Join the Central Massachusetts AIA for an educational session that will look at lessons learned from more than a decade in net-zero construction and its evolution from mission-driven clients to potential mass market adoption.
Blake Jackson (pictured, right), AIA/LEED Fellow, US Northeast Sustainability Leader from Stantec Boston will present two case studies of recent projects, as part of his presentation:
1) the National Renewable Energy Laboratory in Golden, CO (a LEED Platinum, 2011 AIA COTE Top 10 Award winning project), and
2) Evolv1, a developer core/shell office building in Waterloo, Ontario (LEED Platinum and Canada’s 1st verified Carbon Positive Building – 2018).
Letter from AIA Central Massachusetts President, Jack Moran
Dear AIA Central Massachusetts Member,
Happy New Year! We begin 2022 with cautious optimism that it will bring back a sense of normalcy – even if that means a new normal.
Despite all the challenges that 2021 threw at us, we had a very successful year. We organized 8 programs, providing our members with the opportunity to earn 13.5 continuing education learning units, including:
AIACM Announces 2021 Scholarship Winner
November 2021 - AIACM is pleased to announce that Brenda Hernandez is the recipient of the 2021 scholarship for $1,000, including $500 from the Central Massachusetts Chapter and a matching award from AIA National.
A master of architecture candidate at Massachusetts Institute of Technology, Brenda is a first generation American from El Paso, TX. Brenda received her BA from Smith College in Architecture and Landscape Studies.
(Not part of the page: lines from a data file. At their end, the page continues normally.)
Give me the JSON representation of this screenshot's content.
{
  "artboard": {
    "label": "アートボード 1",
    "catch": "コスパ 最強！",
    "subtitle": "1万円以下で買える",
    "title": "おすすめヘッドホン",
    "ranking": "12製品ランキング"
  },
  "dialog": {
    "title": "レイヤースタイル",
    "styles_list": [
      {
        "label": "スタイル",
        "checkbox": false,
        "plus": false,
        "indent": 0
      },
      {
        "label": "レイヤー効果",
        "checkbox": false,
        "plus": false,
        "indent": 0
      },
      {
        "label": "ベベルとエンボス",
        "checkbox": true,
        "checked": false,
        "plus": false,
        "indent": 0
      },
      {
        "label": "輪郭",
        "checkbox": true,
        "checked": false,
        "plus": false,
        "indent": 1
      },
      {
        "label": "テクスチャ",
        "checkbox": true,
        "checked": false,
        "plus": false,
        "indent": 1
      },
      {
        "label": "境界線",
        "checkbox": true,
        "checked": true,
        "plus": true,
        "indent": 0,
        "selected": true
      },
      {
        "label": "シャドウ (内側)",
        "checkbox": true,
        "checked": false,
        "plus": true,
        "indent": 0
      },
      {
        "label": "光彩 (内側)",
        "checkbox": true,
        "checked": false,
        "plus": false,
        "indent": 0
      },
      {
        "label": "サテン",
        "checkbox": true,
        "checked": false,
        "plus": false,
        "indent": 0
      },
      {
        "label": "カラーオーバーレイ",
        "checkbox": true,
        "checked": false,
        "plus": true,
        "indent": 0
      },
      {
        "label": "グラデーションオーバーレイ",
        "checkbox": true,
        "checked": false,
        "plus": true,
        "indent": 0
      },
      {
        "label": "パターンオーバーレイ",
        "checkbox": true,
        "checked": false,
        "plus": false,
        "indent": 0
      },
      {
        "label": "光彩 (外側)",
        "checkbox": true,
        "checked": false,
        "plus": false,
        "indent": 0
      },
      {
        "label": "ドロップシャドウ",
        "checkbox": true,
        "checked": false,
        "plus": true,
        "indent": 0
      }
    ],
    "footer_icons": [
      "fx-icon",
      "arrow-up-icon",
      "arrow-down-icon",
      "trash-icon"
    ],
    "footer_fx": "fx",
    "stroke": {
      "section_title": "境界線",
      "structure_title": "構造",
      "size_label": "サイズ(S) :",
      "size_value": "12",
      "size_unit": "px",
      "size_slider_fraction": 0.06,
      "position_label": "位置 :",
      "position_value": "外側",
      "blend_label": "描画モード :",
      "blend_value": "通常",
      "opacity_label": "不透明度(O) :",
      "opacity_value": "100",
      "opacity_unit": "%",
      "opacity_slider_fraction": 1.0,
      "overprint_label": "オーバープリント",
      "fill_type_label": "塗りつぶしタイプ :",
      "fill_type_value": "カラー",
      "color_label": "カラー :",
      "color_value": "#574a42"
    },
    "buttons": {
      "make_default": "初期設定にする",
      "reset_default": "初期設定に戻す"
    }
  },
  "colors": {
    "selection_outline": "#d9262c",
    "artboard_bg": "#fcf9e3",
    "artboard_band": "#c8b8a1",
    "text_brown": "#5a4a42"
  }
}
She credits her liberal arts background with helping inform her designs and interest in interdisciplinary exploration.
Each year the scholarship committee of AIA CM awards up to two scholarships to deserving architecture students. Congratulations Brenda and all the best at MIT this year!